All lines in the records that carry the string "from" are to be shown.

**** Supplied data

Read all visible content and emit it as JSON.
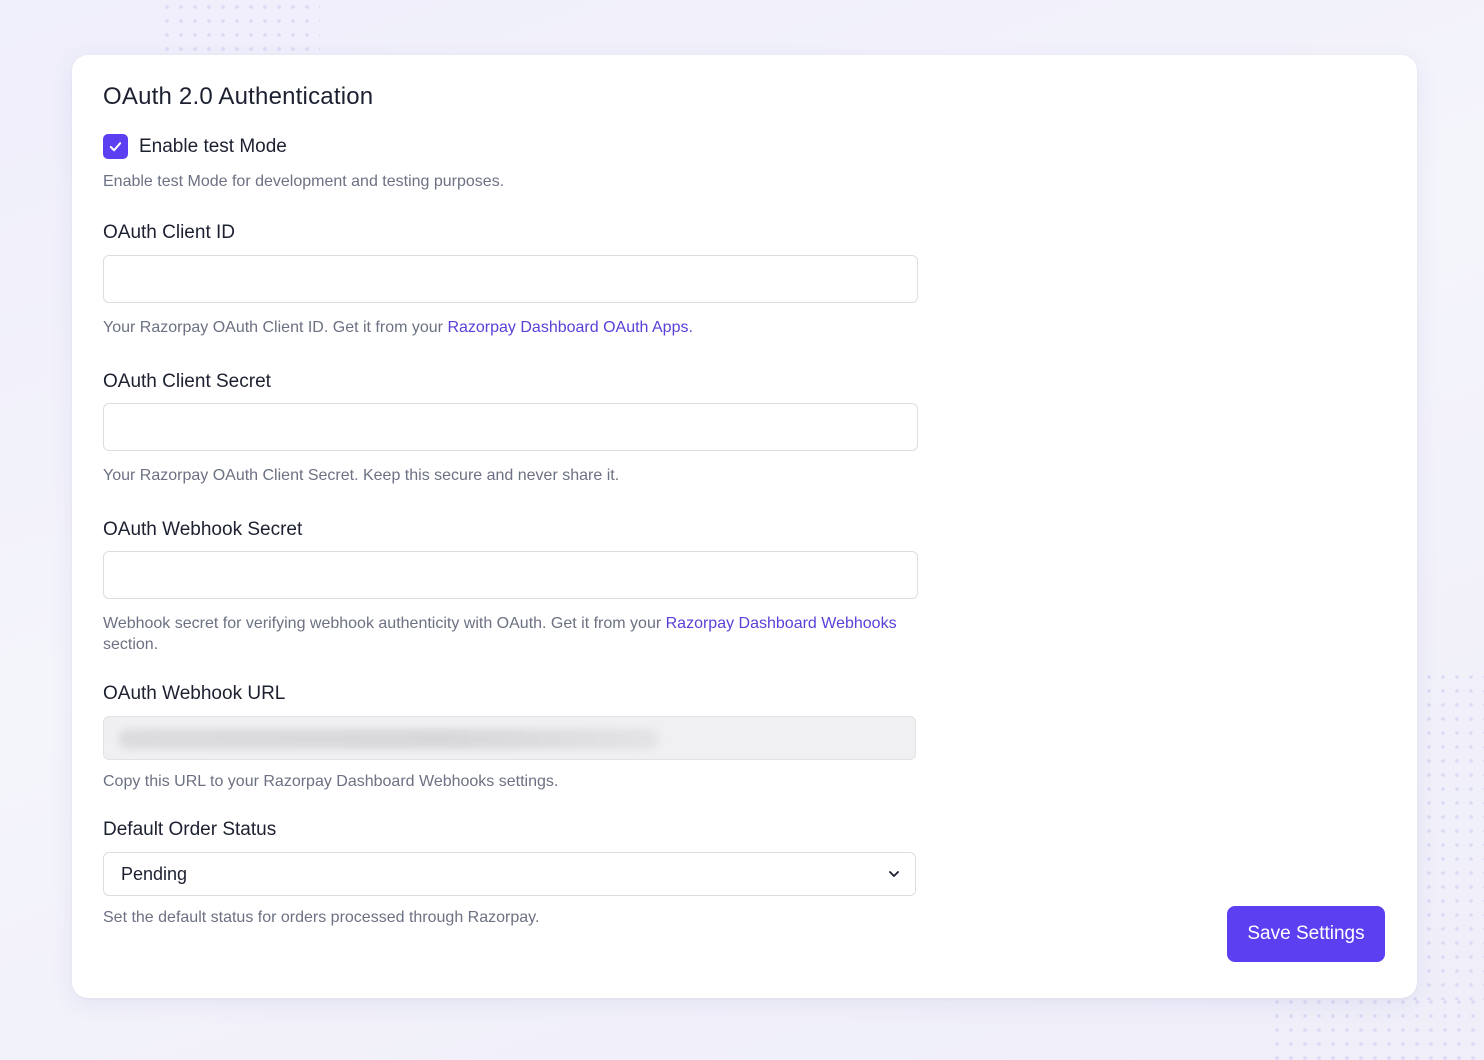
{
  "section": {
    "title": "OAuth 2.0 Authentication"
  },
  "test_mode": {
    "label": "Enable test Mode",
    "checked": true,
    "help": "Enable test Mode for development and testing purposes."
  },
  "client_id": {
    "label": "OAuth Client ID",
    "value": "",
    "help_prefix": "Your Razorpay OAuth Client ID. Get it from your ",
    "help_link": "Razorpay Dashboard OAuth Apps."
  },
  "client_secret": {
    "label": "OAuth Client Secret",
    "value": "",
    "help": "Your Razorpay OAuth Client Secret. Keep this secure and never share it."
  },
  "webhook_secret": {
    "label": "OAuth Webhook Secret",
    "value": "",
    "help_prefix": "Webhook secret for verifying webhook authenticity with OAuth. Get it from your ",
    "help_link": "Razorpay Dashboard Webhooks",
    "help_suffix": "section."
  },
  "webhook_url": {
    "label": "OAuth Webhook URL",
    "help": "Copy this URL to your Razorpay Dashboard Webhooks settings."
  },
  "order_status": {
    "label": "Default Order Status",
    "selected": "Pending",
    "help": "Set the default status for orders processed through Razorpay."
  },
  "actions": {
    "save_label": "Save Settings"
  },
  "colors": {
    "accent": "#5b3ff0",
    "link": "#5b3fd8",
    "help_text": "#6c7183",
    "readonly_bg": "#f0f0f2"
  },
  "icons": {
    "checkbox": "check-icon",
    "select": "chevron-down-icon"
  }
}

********
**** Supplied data

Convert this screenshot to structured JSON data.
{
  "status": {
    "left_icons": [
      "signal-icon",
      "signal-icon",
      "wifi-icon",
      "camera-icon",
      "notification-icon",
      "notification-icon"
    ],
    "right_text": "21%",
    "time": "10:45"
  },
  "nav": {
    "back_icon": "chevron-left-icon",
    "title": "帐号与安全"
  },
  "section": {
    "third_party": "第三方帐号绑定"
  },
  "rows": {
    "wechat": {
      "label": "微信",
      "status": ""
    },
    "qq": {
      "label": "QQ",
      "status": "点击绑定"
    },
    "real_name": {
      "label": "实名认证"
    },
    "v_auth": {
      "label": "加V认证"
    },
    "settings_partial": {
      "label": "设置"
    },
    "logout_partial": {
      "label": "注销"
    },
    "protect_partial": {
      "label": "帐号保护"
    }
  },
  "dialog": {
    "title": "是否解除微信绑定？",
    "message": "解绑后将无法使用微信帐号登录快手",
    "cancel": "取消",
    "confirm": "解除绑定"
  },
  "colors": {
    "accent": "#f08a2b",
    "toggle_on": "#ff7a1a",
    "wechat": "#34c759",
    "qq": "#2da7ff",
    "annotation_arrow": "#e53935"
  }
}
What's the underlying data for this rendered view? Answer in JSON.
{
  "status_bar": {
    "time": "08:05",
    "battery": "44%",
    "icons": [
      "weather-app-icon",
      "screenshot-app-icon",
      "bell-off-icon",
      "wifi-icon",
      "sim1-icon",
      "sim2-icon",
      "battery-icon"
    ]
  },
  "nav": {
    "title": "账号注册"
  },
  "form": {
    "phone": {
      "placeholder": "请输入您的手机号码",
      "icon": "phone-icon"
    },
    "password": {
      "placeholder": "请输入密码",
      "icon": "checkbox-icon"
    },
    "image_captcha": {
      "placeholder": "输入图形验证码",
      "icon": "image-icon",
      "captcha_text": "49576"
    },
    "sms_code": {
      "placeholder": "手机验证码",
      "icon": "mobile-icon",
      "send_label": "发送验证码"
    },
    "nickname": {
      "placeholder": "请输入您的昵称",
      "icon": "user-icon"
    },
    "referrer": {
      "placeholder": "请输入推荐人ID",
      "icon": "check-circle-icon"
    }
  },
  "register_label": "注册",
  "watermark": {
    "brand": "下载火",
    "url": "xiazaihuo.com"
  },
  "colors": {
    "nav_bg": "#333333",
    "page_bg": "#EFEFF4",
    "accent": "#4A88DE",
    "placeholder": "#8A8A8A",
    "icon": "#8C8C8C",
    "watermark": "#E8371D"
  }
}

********
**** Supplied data

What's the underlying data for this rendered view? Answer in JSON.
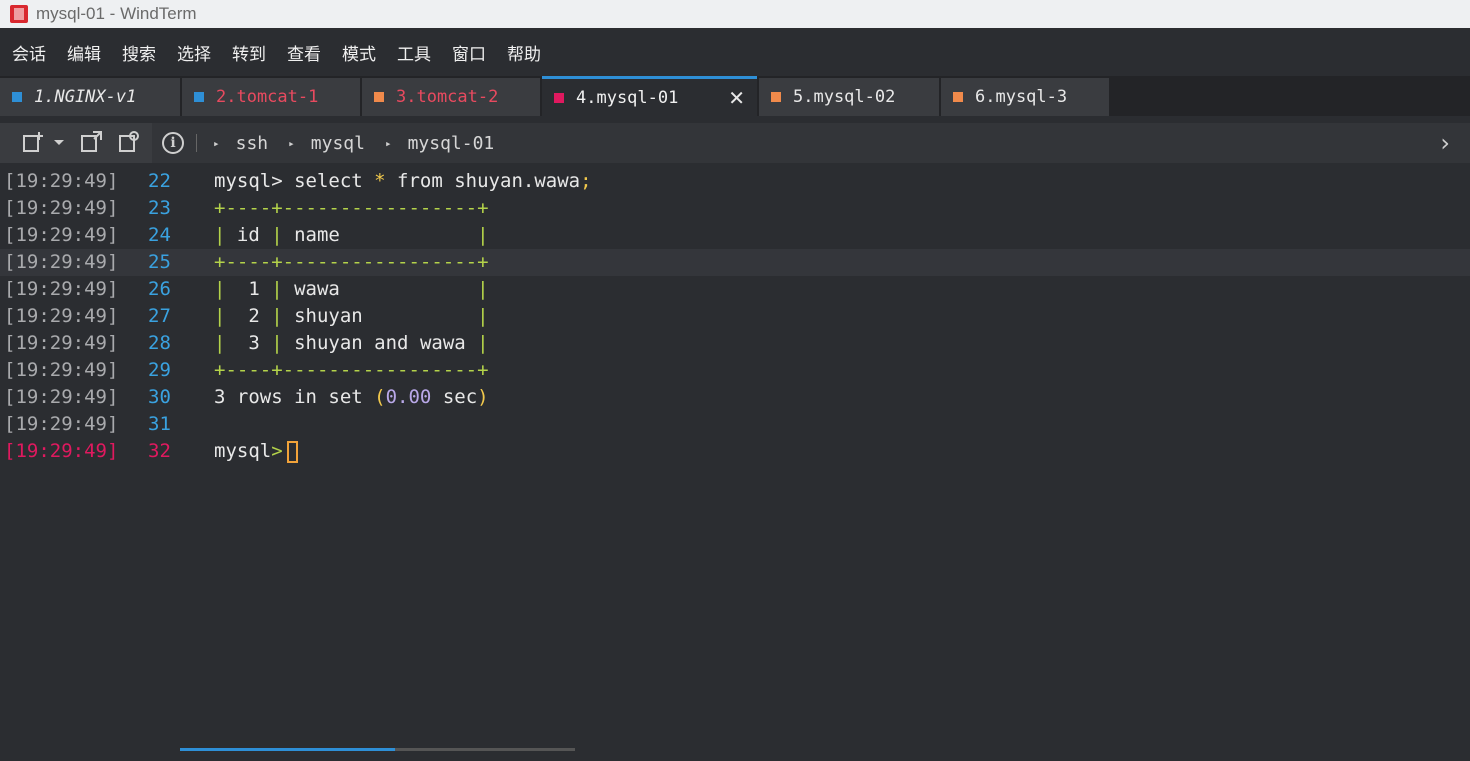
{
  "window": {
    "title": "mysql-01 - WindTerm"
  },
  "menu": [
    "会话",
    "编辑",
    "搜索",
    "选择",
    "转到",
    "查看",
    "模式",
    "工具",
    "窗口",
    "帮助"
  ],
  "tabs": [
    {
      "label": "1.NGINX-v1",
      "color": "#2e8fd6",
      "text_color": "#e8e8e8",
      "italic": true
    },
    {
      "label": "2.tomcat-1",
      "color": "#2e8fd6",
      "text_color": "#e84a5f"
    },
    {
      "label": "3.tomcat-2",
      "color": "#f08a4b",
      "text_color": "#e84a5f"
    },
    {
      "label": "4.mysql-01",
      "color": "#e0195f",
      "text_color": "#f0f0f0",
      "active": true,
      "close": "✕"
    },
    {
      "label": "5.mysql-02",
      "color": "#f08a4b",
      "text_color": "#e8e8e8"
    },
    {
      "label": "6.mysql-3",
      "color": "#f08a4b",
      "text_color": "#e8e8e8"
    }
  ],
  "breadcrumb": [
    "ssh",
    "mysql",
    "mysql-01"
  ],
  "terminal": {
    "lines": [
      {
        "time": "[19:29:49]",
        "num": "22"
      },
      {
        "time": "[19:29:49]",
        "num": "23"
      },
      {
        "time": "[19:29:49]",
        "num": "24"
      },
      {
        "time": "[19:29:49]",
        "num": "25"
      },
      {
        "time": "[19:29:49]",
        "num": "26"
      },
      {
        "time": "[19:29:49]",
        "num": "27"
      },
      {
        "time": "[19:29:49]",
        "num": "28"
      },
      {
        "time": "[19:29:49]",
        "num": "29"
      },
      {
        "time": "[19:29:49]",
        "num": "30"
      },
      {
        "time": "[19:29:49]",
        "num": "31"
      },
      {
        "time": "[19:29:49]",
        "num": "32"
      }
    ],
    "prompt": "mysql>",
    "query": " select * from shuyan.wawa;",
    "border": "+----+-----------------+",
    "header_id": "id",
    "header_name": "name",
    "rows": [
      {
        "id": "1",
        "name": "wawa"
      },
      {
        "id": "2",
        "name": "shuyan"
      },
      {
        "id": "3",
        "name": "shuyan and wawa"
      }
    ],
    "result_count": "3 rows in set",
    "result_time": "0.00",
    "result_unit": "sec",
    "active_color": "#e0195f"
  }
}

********

§ **Task output**
    "help_prefix": "Your Razorpay OAuth Client ID. Get it from your ",
    "help_prefix": "Webhook secret for verifying webhook authenticity with OAuth. Get it from your ",
    "query": " select * from shuyan.wawa;",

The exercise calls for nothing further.